Microsoft will stop spying on suspected thieves

Avatar By Aaron Sims | 7 years ago

If you’re like most computer and internet users, every time you are asked to read a “terms of service” agreement, you simply scroll rapidly through the document, check “I agree” at the bottom the page, and go about your business. However, according to a recent post from InTheCapital, Microsoft has been using this corner-cutting tendency as a means of sneaking questionable provisions into its terms of service policies.

The current issue with Microsoft involves a policy in the company’s customer service agreements that has, for years now, given the corporation the right to snoop through the emails and other private content of any customers suspected of pirating or otherwise stealing Microsoft products, services, software, and other assorted property. In other words, if Microsoft suspected you of using a pirated copy of Microsoft Office, their terms of service agreements would essentially give them the legal right to go rifling through your emails and other internet communications to try to find proof.

Of course, while Microsoft can’t be legally targeted for this practice – due to airtight contractual language and sheer customer ignorance – that doesn’t mean that they haven’t earned the vehemence of customers for exercising dishonest practices. In fact, when a 2012 court case involving the thief snooping provision hit the headlines, the Washington-based software giant faced notable backlash that likely encouraged more than a few customers to jump ship on Microsoft products and services. Now, in the wake of last year’s Edward Snowden NSA leak – as well as the myriad privacy infringement revelations it brought to the forefront of public discussion – Microsoft is feeling more pressure than ever before to respect the privacy of its customers and keep snooping to a minimum.

For that reason, the company announced this week that it was in the process of rewriting and re-defining its policy regarding potential Microsoft software thieves.
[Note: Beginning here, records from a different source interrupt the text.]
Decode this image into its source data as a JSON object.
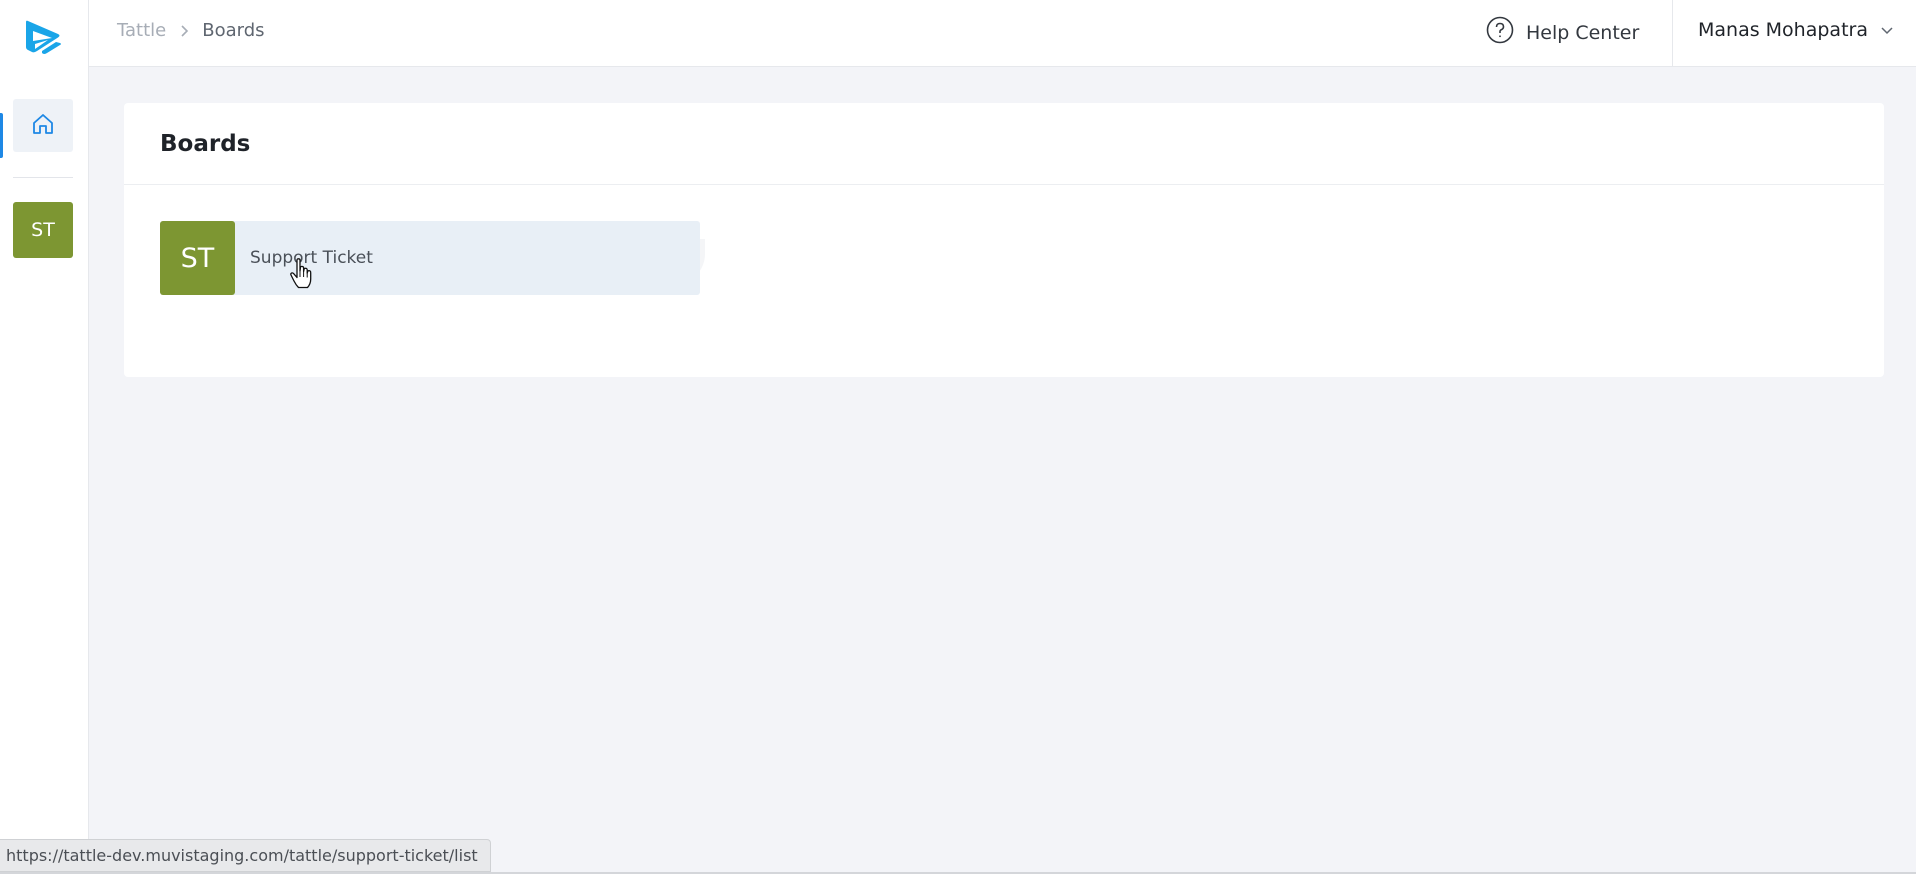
{
  "colors": {
    "accent": "#1e88e5",
    "board_olive": "#7d9632",
    "logo_blue": "#1aa5e8"
  },
  "sidebar": {
    "logo_icon": "tattle-logo-icon",
    "home_icon": "home-icon",
    "boards": [
      {
        "initials": "ST"
      }
    ]
  },
  "header": {
    "breadcrumb": {
      "root": "Tattle",
      "separator_icon": "chevron-right-icon",
      "current": "Boards"
    },
    "help": {
      "icon": "question-circle-icon",
      "label": "Help Center"
    },
    "user": {
      "name": "Manas Mohapatra",
      "icon": "chevron-down-icon"
    }
  },
  "main": {
    "title": "Boards",
    "boards": [
      {
        "initials": "ST",
        "name": "Support Ticket"
      }
    ]
  },
  "status_bar": {
    "url": "https://tattle-dev.muvistaging.com/tattle/support-ticket/list"
  }
}
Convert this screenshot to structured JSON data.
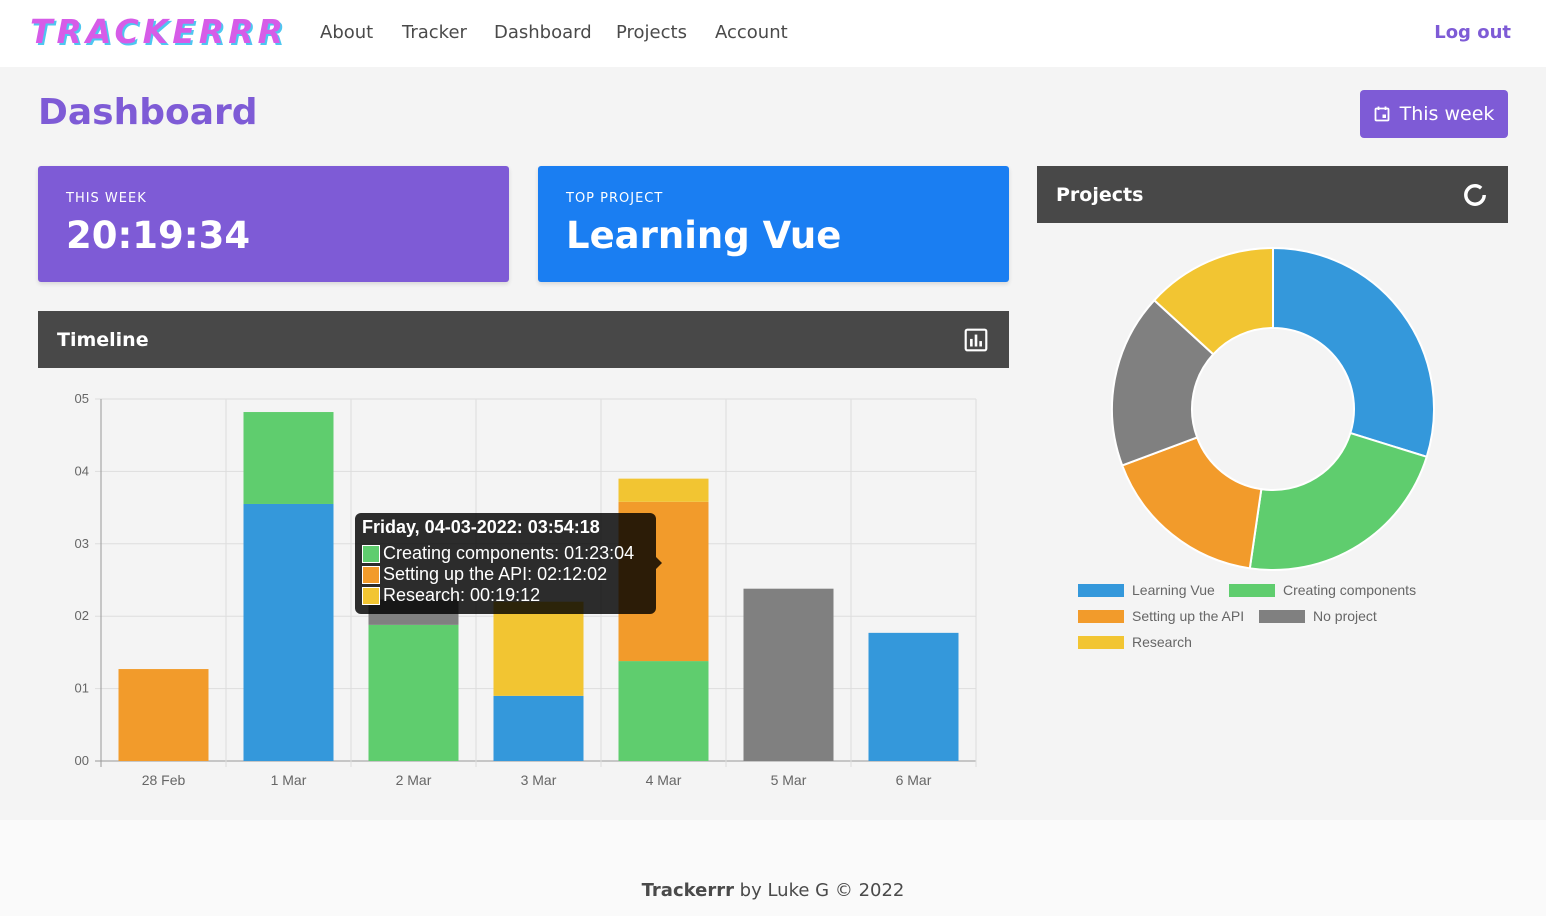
{
  "brand": "TRACKERRR",
  "nav": [
    "About",
    "Tracker",
    "Dashboard",
    "Projects",
    "Account"
  ],
  "logout": "Log out",
  "page_title": "Dashboard",
  "week_button": "This week",
  "stats": {
    "this_week_label": "This week",
    "this_week_value": "20:19:34",
    "top_project_label": "Top project",
    "top_project_value": "Learning Vue"
  },
  "timeline_title": "Timeline",
  "projects_title": "Projects",
  "colors": {
    "purple": "#7e5bd6",
    "blue": "#1a7ef2",
    "learning_vue": "#3498db",
    "creating_components": "#5fcd6e",
    "setting_up_api": "#f29b2b",
    "no_project": "#808080",
    "research": "#f2c532"
  },
  "tooltip": {
    "title": "Friday, 04-03-2022: 03:54:18",
    "rows": [
      {
        "text": "Creating components: 01:23:04",
        "color": "#5fcd6e"
      },
      {
        "text": "Setting up the API: 02:12:02",
        "color": "#f29b2b"
      },
      {
        "text": "Research: 00:19:12",
        "color": "#f2c532"
      }
    ]
  },
  "legend": [
    {
      "label": "Learning Vue",
      "color": "#3498db"
    },
    {
      "label": "Creating components",
      "color": "#5fcd6e"
    },
    {
      "label": "Setting up the API",
      "color": "#f29b2b"
    },
    {
      "label": "No project",
      "color": "#808080"
    },
    {
      "label": "Research",
      "color": "#f2c532"
    }
  ],
  "footer": {
    "brand": "Trackerrr",
    "rest": " by Luke G © 2022"
  },
  "chart_data": [
    {
      "type": "bar",
      "stacked": true,
      "categories": [
        "28 Feb",
        "1 Mar",
        "2 Mar",
        "3 Mar",
        "4 Mar",
        "5 Mar",
        "6 Mar"
      ],
      "ytick_labels": [
        "00",
        "01",
        "02",
        "03",
        "04",
        "05"
      ],
      "ylim": [
        0,
        5
      ],
      "grid": true,
      "series": [
        {
          "name": "Learning Vue",
          "color": "#3498db",
          "values": [
            0,
            3.55,
            0,
            0.9,
            0,
            0,
            1.77
          ]
        },
        {
          "name": "Creating components",
          "color": "#5fcd6e",
          "values": [
            0,
            1.27,
            1.88,
            0,
            1.38,
            0,
            0
          ]
        },
        {
          "name": "Setting up the API",
          "color": "#f29b2b",
          "values": [
            1.27,
            0,
            0,
            0,
            2.2,
            0,
            0
          ]
        },
        {
          "name": "No project",
          "color": "#808080",
          "values": [
            0,
            0,
            0.35,
            0,
            0,
            2.38,
            0
          ]
        },
        {
          "name": "Research",
          "color": "#f2c532",
          "values": [
            0,
            0,
            0,
            1.3,
            0.32,
            0,
            0
          ]
        }
      ]
    },
    {
      "type": "pie",
      "donut": true,
      "labels": [
        "Learning Vue",
        "Creating components",
        "Setting up the API",
        "No project",
        "Research"
      ],
      "values": [
        29.8,
        22.5,
        17.0,
        17.5,
        13.2
      ],
      "colors": [
        "#3498db",
        "#5fcd6e",
        "#f29b2b",
        "#808080",
        "#f2c532"
      ]
    }
  ]
}
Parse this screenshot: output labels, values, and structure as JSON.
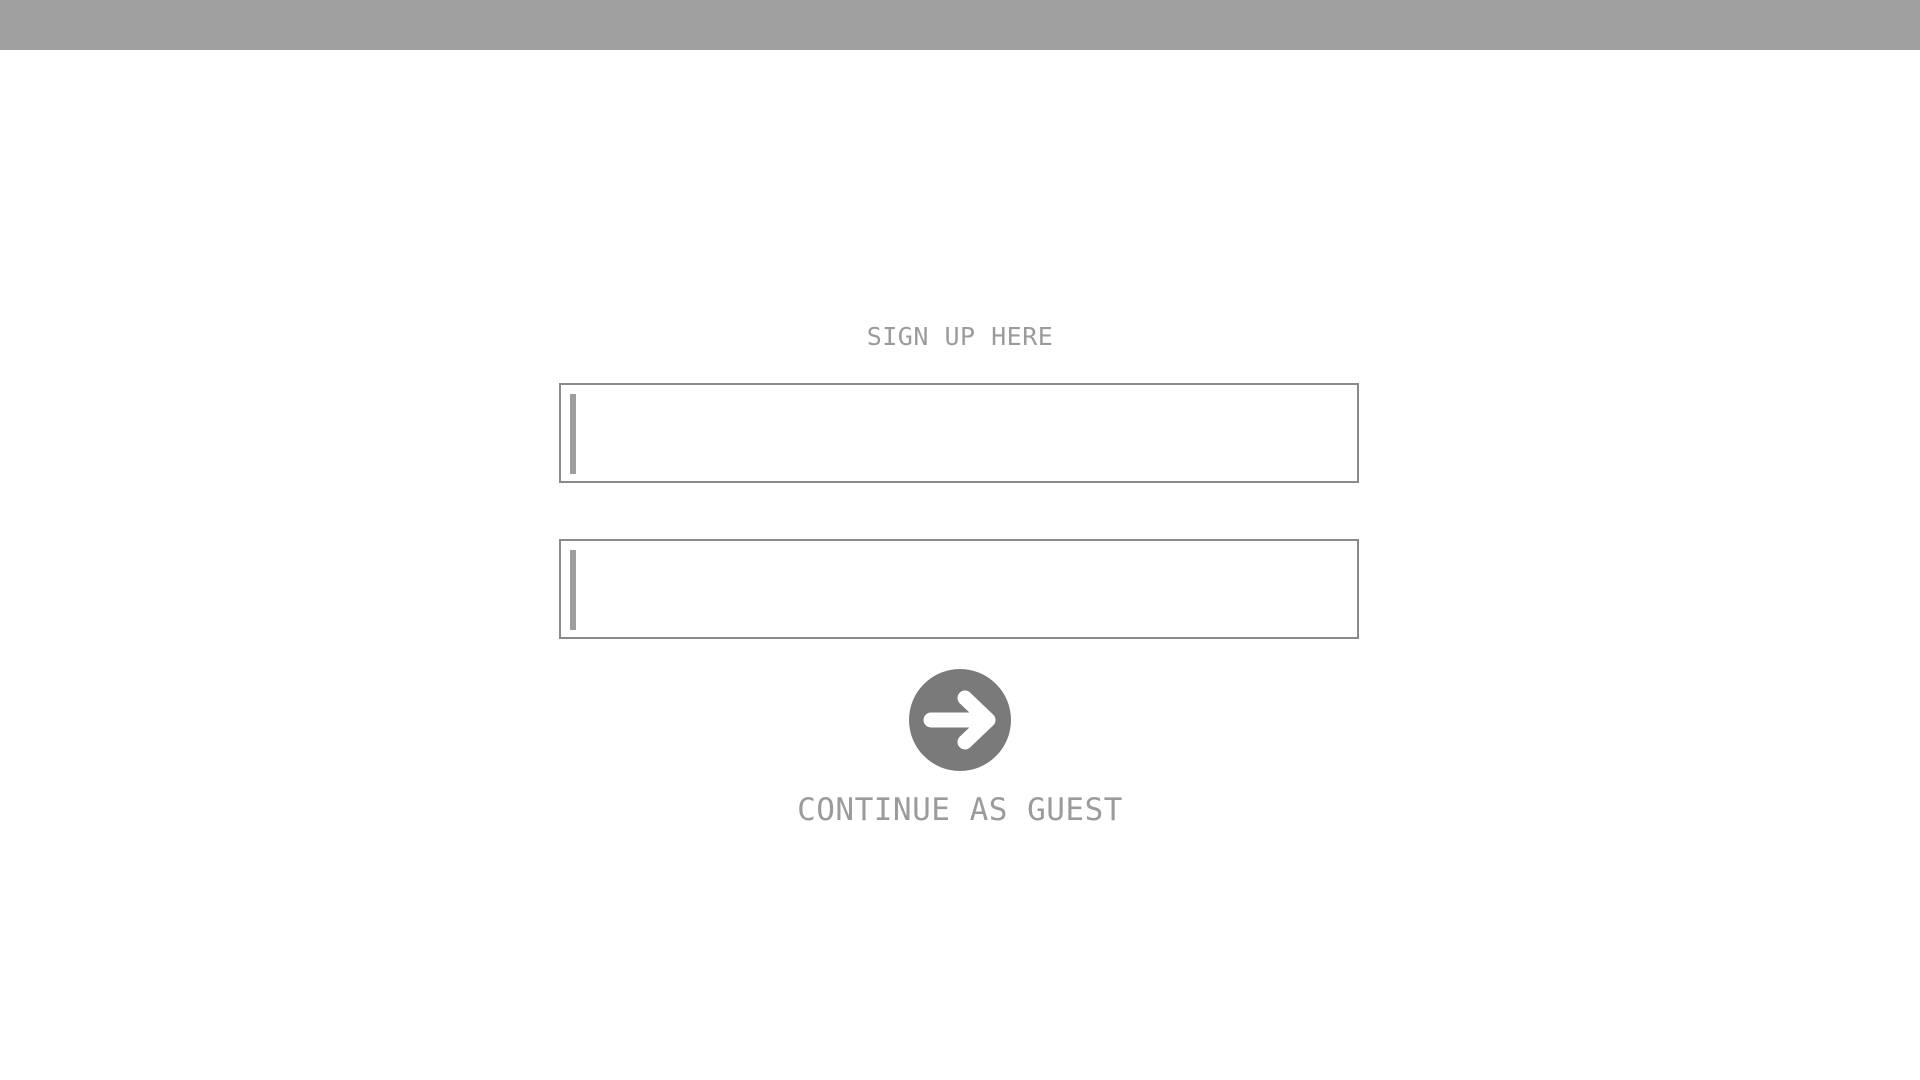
{
  "signup": {
    "heading": "SIGN UP HERE",
    "fields": [
      {
        "value": "",
        "placeholder": ""
      },
      {
        "value": "",
        "placeholder": ""
      }
    ],
    "submit_icon": "arrow-right-circle-icon",
    "guest_label": "CONTINUE AS GUEST"
  },
  "colors": {
    "top_bar": "#a0a0a0",
    "text": "#9b9b9b",
    "button": "#7a7a7a",
    "field_border": "#8a8a8a"
  }
}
Now, if the company receives indication that a customer has been infringing upon Microsoft copyrights, it will pass that information off to law enforcement rather than launching a private investigation and digging through the alleged thief’s private information. The new change will soon be reflected in Microsoft’s customer terms of service agreements.